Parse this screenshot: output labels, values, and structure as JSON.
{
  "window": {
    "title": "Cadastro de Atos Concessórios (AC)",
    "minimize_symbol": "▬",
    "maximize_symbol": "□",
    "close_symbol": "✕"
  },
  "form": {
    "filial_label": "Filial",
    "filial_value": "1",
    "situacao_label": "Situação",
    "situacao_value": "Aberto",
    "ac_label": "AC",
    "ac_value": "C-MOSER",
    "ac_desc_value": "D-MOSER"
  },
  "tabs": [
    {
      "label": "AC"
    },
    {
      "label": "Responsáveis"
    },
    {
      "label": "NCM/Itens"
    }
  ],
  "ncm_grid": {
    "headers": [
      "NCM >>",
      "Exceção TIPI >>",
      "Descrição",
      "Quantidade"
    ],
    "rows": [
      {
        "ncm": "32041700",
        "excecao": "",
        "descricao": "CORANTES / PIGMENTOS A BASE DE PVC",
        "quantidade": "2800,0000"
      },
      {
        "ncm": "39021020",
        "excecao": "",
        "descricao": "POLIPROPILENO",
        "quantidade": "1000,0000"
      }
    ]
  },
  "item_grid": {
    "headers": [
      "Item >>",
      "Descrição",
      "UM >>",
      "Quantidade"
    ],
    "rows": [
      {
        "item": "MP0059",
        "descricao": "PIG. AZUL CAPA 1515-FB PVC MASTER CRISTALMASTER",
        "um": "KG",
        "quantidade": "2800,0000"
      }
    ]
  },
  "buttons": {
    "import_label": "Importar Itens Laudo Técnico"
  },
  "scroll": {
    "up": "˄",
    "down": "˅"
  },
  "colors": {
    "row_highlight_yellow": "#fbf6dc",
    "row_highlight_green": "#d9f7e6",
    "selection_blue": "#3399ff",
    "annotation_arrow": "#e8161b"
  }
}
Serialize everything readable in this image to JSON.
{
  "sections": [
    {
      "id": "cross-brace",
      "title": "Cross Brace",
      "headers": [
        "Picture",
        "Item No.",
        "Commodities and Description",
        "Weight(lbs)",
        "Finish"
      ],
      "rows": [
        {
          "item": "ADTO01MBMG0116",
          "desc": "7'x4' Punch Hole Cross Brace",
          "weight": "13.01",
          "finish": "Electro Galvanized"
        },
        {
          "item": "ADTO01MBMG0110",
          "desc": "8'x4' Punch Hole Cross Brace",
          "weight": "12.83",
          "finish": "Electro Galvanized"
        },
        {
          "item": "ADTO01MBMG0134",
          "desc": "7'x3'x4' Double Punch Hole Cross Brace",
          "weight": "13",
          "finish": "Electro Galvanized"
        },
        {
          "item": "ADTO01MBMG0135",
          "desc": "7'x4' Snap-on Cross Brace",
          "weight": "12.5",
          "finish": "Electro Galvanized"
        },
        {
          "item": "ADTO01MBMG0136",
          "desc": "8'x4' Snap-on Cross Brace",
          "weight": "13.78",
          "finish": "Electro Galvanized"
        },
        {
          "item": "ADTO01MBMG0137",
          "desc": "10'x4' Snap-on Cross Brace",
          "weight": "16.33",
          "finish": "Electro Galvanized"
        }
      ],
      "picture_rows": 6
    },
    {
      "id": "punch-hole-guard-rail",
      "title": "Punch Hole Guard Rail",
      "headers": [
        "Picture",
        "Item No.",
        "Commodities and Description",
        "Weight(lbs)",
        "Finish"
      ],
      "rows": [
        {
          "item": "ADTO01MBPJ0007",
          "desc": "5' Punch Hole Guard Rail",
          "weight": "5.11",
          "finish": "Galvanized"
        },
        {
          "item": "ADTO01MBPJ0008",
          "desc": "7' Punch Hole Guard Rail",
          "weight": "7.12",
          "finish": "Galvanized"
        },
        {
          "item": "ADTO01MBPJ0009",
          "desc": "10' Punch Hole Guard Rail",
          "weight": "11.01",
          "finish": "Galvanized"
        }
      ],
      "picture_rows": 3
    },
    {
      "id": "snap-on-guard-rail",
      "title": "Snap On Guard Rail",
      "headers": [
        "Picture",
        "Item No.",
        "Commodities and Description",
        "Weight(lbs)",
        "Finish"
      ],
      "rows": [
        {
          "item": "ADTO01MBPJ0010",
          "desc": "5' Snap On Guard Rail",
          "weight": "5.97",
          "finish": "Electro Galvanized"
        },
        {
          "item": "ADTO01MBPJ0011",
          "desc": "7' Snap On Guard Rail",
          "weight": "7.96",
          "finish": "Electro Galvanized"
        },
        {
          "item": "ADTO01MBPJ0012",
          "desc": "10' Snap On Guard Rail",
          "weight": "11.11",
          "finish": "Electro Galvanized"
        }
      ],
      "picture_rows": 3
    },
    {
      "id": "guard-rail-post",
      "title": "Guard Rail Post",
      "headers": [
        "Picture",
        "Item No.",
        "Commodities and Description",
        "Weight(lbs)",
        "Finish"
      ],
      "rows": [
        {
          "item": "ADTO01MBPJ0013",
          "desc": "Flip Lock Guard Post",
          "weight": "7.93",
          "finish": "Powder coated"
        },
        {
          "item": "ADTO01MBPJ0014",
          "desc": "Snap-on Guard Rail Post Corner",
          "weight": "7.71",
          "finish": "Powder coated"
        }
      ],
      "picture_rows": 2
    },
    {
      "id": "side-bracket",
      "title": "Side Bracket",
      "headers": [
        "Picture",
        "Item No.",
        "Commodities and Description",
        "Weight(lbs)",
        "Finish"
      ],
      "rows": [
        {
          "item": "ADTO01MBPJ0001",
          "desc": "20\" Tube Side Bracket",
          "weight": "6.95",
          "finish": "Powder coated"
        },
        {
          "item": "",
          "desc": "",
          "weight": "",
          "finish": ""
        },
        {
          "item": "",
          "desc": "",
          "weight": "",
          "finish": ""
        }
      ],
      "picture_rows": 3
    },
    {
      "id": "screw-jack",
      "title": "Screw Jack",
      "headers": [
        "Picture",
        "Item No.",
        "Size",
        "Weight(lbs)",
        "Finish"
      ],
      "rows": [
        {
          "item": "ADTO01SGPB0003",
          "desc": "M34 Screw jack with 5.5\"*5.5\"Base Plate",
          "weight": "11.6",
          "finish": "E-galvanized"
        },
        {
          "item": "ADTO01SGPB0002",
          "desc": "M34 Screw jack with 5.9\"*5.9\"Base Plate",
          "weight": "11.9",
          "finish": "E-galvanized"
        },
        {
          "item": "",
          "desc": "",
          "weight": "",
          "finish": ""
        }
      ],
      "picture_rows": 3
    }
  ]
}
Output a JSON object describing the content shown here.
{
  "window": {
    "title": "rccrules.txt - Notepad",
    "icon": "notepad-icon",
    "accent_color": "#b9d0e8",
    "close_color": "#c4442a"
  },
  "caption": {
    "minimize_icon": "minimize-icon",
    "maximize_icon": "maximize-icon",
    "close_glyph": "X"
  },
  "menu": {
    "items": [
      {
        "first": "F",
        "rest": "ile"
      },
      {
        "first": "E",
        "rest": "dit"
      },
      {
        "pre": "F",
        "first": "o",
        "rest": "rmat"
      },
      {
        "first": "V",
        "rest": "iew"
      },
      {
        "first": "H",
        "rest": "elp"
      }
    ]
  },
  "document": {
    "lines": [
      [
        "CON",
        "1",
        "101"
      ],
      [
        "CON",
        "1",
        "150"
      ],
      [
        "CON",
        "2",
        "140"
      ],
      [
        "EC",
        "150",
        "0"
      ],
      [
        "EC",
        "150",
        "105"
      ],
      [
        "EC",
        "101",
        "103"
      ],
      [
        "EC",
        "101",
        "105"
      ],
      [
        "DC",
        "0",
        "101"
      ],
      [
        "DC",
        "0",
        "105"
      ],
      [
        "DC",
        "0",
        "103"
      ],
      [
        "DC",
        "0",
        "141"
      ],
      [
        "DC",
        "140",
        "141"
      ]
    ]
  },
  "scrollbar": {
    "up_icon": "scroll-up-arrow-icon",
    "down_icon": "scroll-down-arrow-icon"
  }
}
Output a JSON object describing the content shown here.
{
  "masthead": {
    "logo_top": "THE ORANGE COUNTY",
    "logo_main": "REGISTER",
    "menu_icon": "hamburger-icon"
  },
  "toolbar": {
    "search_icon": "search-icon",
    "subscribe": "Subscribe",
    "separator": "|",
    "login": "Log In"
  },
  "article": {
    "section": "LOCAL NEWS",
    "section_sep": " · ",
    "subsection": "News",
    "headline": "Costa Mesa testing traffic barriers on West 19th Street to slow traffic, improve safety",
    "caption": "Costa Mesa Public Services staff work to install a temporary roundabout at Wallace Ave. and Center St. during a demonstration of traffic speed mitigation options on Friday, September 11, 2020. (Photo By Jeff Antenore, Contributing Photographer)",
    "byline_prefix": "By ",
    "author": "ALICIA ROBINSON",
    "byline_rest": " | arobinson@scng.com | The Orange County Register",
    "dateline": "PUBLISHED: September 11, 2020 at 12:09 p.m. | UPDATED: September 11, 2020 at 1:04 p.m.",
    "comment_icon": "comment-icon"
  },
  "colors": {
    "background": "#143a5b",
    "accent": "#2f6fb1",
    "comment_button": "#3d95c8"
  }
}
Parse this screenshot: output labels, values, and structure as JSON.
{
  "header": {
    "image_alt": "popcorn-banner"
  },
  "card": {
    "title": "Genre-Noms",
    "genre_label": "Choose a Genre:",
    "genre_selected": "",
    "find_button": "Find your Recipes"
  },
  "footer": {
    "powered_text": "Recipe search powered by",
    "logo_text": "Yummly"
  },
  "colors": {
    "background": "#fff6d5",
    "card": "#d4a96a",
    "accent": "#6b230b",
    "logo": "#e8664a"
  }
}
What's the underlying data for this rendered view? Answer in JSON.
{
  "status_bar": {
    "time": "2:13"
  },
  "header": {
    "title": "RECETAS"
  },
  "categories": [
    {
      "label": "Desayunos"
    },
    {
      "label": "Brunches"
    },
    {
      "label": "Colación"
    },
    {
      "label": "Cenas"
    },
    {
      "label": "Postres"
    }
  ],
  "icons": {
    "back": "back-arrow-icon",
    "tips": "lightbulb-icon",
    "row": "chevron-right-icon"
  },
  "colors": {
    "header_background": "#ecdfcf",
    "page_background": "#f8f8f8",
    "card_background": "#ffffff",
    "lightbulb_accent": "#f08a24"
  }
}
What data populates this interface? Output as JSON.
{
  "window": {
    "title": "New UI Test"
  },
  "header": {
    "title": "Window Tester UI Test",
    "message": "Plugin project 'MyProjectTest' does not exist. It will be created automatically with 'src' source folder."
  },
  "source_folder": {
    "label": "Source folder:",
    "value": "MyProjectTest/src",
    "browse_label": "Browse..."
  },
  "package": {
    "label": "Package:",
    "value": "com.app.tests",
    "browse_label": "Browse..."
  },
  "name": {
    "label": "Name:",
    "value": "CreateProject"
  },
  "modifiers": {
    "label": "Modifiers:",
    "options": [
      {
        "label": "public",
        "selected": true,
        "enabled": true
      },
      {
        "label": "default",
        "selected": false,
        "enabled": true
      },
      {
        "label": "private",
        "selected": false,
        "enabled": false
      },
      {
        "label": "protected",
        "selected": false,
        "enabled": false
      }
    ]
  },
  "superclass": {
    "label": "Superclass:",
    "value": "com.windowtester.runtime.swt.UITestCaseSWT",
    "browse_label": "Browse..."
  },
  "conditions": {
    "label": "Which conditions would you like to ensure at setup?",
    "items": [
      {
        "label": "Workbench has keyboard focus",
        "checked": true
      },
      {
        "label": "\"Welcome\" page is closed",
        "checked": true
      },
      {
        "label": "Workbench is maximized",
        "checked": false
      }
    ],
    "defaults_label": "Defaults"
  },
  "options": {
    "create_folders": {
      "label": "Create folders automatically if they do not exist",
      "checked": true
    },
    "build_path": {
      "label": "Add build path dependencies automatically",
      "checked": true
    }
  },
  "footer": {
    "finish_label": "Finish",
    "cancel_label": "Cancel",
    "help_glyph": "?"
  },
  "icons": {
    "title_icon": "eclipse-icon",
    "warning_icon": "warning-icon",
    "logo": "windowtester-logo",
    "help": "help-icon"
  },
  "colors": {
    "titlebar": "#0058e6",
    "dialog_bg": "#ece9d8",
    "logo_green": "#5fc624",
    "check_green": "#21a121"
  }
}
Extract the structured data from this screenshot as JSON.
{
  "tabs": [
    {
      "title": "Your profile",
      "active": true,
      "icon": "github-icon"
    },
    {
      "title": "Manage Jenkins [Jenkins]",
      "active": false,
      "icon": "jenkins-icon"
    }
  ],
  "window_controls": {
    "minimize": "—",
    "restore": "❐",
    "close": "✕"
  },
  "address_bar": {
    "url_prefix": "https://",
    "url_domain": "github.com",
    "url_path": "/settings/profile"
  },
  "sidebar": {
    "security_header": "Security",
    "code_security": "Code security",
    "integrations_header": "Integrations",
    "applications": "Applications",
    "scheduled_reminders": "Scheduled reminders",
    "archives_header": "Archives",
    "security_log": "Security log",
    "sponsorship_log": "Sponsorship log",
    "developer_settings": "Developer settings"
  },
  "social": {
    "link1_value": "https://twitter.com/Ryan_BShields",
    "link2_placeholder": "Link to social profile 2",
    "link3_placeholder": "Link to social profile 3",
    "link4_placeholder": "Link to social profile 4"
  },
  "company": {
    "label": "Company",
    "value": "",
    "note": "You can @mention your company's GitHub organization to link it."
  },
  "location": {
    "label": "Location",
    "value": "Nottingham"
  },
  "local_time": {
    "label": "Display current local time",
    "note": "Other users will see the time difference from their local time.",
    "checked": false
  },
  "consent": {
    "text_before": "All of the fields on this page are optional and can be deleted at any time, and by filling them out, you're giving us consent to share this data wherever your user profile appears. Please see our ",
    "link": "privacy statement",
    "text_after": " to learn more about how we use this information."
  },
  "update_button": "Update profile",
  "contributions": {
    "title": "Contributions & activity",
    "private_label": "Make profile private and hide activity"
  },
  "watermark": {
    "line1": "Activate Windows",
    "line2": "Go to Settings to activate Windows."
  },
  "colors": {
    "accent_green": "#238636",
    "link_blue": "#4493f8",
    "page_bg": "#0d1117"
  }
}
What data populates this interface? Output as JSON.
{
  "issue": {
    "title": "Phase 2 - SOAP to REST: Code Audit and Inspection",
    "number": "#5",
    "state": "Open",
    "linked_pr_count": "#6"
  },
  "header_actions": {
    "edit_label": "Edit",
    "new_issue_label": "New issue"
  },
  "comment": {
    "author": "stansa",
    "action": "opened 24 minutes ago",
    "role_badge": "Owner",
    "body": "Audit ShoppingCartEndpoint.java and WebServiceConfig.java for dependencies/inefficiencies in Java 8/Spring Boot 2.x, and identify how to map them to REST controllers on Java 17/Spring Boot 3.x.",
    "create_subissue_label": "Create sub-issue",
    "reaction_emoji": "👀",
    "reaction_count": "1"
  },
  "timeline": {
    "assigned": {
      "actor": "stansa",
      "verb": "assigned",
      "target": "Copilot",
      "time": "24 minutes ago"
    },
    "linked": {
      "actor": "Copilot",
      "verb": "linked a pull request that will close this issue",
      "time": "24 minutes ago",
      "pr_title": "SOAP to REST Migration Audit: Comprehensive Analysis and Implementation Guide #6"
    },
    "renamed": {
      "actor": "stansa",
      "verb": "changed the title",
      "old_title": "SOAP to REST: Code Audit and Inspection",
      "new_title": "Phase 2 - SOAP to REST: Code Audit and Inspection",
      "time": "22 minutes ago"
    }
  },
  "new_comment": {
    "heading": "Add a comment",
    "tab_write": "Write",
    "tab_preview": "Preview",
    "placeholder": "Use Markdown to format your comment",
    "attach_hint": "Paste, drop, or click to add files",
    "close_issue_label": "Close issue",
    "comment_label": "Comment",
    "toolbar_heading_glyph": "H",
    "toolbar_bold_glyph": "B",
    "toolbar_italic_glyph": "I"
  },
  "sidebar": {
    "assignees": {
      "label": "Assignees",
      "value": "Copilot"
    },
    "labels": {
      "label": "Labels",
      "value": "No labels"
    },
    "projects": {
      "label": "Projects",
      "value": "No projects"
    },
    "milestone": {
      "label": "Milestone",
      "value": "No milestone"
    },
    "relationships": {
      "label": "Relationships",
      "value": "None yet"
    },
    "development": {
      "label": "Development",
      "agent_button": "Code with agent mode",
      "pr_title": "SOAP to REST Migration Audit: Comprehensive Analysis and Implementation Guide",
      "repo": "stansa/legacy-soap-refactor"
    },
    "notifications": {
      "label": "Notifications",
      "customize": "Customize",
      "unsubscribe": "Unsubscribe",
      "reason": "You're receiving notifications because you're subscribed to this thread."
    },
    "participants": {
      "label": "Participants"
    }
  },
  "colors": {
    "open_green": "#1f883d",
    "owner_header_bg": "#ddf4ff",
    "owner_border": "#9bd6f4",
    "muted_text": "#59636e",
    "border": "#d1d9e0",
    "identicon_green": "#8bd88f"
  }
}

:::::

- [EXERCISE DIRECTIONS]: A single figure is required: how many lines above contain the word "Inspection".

- [RESULT]: 3